This year, the Society of Young Publishers annual conference was aptly named “Beyond the Book” – a series of seminars around the future of publishing, from books and digital and everything in between; publishers are increasingly having to create new and unique forms of getting the written word to their audiences, and it is drastically changing the face of publishing. This conference, from its opening debate to its closing presentation, aimed to reveal these innovative new forms of print and publishing and demystify the world of digital publishing.
Having decided to go in with absolutely no expectations whatsoever, I didn’t even Google the speakers! I have to thank Laura for convincing me to go (me and networking situations don’t generally get along due to a crippling nervousness of saying something stupid), and for meeting me at Waterloo before I wandered off by myself (ref. my last excursion into London). Considering I worked in London for a while and I have been there several times, I have a fantastic ability to lose my direction.
Anyway. The conference was held at the London College of Communication in Elephant & Castle, and filled a full day of complete immersion in to publishing. Although seminar selections were on a first-come-first-served basis according to your list of preferences, I definitely feel I lucked out with my picks (read about my seminar choices in PT2)…

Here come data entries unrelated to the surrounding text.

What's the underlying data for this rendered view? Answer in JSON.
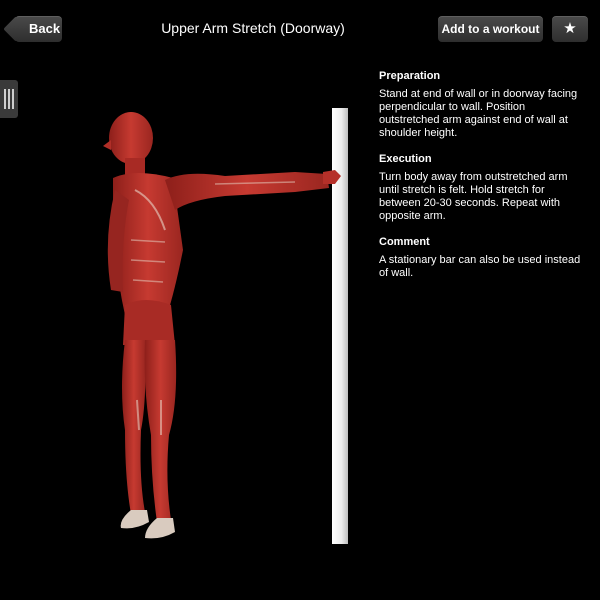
{
  "header": {
    "back_label": "Back",
    "title": "Upper Arm Stretch (Doorway)",
    "add_workout_label": "Add to a workout",
    "favorite_icon": "star-icon"
  },
  "sidebar": {
    "handle_icon": "menu-handle-icon"
  },
  "sections": [
    {
      "heading": "Preparation",
      "body": "Stand at end of wall or in doorway facing perpendicular to wall. Position outstretched arm against end of wall at shoulder height."
    },
    {
      "heading": "Execution",
      "body": "Turn body away from outstretched arm until stretch is felt. Hold stretch for between 20-30 seconds. Repeat with opposite arm."
    },
    {
      "heading": "Comment",
      "body": "A stationary bar can also be used instead of wall."
    }
  ],
  "colors": {
    "background": "#000000",
    "button": "#3b3b3b",
    "muscle": "#b8302a",
    "wall": "#f2f2f2"
  }
}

Opening Debate: Game Changers
This was very much a broad overview which, as SYP explained, introduced “individuals, companies and trends which have significantly altered the present day landscape of publishing”. Speakers were Trevor Klein of Somethin’ Else, Laura Austin of YUDU, Sarah Taylor of Troubador Publishing, and Julia Kingsford, one of the brains behind World Book Night.
Julia Kingsford, first to speak, immediately touched on one of the biggest issues facing the publishing world – and it’s not new technologies, but the lack of interest in reading full stop. When one in three homes in the UK don’t have a single book, Kingsford argues that it is important to physically hand them the written word. World Book Night is not only centred around literacy, but a passion for language and a passion to share it. Approximately a quarter of the population don’t have sufficient access to the internet or digital equipment, and 40% of people only have Level One literacy (grade D or below in GCSE English), which means that aside from all our exciting technologies and innovations (of which there are many), we also have to address the pressing issue of getting people to read in the first place.

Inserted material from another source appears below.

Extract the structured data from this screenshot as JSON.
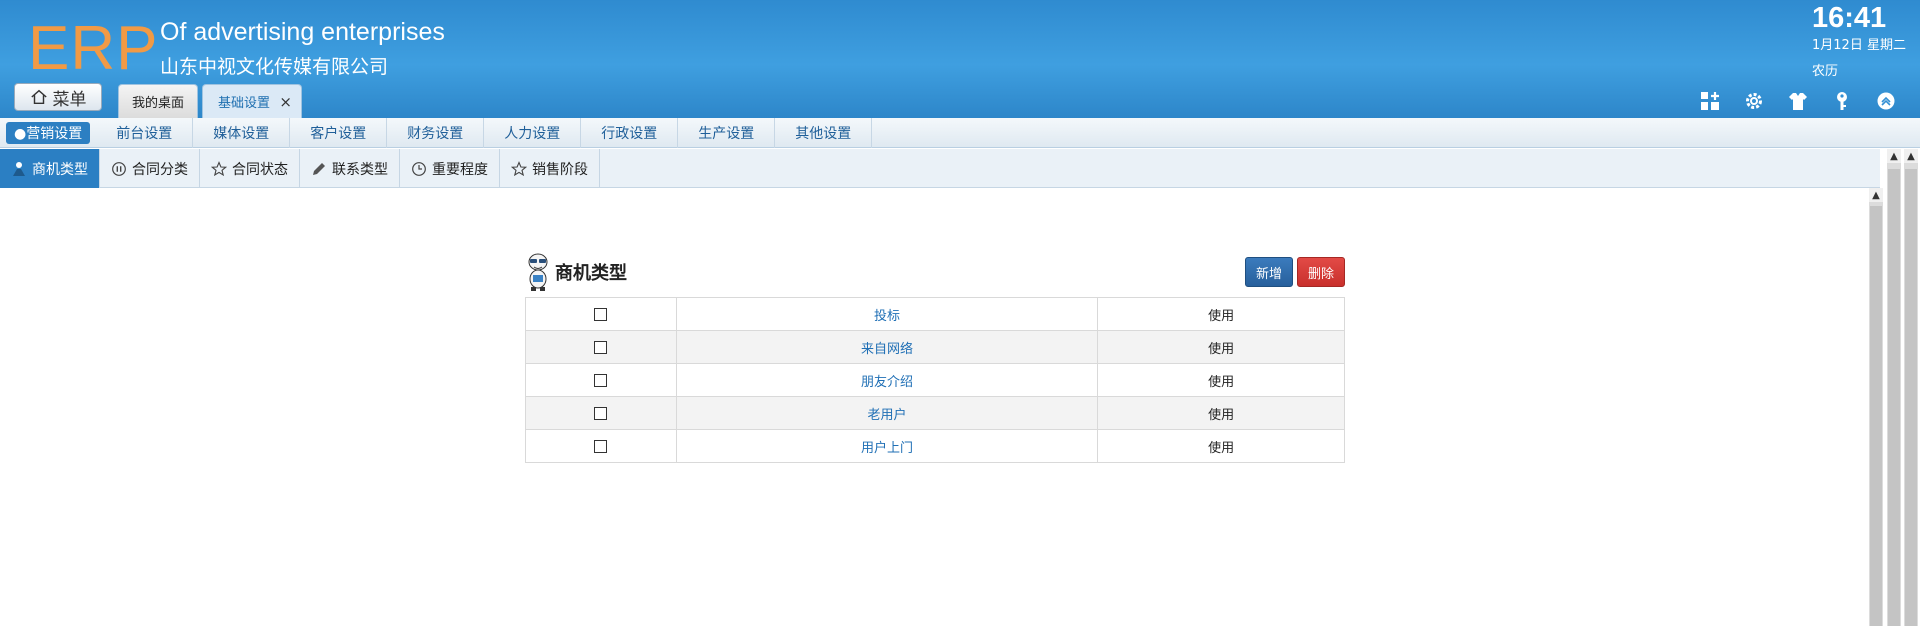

This impassioned opening, which got me feeling enthusiastic for World Book Night and reading all over again (not hard, I know), moved on to the new technologies being brought to the table by publishers. As someone who doesn’t own a tablet, e-reader or know much (if anything) about digital publishing, it was the following three speakers who opened my eyes to the possibilities.
Laura Austin – founder of BookMachine – talked about her role as eBook Product Manager at YUDU, demonstrated what could be done with digital, and in particular Apple’s iBooks Author. Using this tool, as opposed to bespoke apps, Austin explained that interactive content (referencing the YUDU-HarperCollins collaboration on a series of interactive titles based on The Hobbit) could be created and published much more cheaply and quickly as eBooks.

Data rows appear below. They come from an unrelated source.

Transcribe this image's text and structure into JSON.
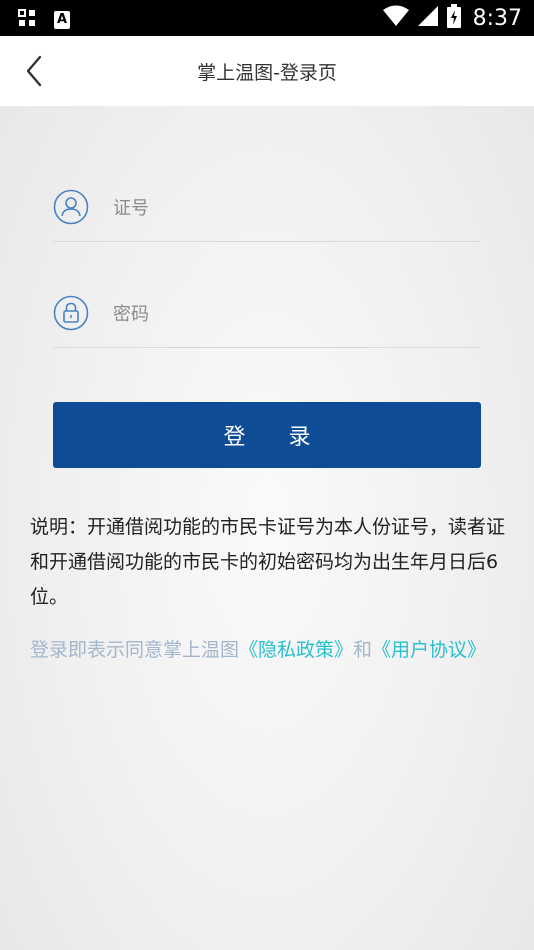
{
  "status_bar": {
    "time": "8:37",
    "notification_badge": "A"
  },
  "app_bar": {
    "title": "掌上温图-登录页"
  },
  "form": {
    "card_number_placeholder": "证号",
    "password_placeholder": "密码",
    "login_label": "登 录"
  },
  "notice": {
    "text": "说明：开通借阅功能的市民卡证号为本人份证号，读者证和开通借阅功能的市民卡的初始密码均为出生年月日后6位。"
  },
  "agreement": {
    "prefix": "登录即表示同意掌上温图",
    "privacy_link": "《隐私政策》",
    "conjunction": "和",
    "user_agreement_link": "《用户协议》"
  },
  "colors": {
    "primary": "#0e4d95",
    "link": "#28bfd0",
    "muted_text": "#a4b6cc",
    "icon": "#4a82c1"
  }
}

Sarah Taylor talked about the continued importance and influence of traditional publishers in the market, yet with a twist. As Marketing Assistant at Matador (the self-publishing imprint of Troubador), Taylor explained they work with 300 authors a year – on more than 400 titles – offering expertise built from the traditional publishing industry and a strong route to market, without obstructing self-publishing. There is ultimately a fear with self-publishing and eBooks, that the industry will become flooded with lower quality works, that “anyone can be an author”, whereas it’s imprints like Matador proving that this is no way the case. They recognise the power and importance of self-publishing for an author, and rather than close the doors on this, open them wide, with plenty of directions.
To close the opening debate, Trevor Klein opened my eyes to what digital publishing looks like and will look like (my extent of knowledge is a first generation Kindle that my mother owns and working in Waterstones during the first phase of e-readers about 3 years ago).
It’s nothing like I imagined. Klein explained that what publishers had to realise is that the future lies in “new reading experiences on new hardware”. It’s not a matter of providing an e-reader that simulates the turning of a page, but an e-reader that creates a new reading experience totally, with page layouts that not only take advantage of tablet technologies, but evolve the reading experience into something much more. Klein used his company’s Night Jar app, a BAFTA-nominated “audio-adventure” which is narrated by Benedict Cumberbatch and designed specifically for smartphones, as an example of the way in which leaps forward in technology are allowing the publishing industry to create a whole new reading experience.
The opening debate gave me a taste of what to expect, but also an enthusiasm for digital publishing. I previously felt that I was a “traditionalist” when it came to books and reading – nothing but the Real Thing would do. I love the smell of books, the satisfaction of holding one in your lap and losing yourself in the pages. To me, Digital Publishing (note the capitals, as it’s Big and Scary) was a threat to my happy state of reading affairs. It was this opening debate that smoothed my ruffled feathers, so to speak, to reassure me that the people behind digital publishing are just the same enthusiastic readers as me, and that they are not looking to kill off the book, but to enhance it and bring it to a new audience.
Read PT2 – all about the seminars – here.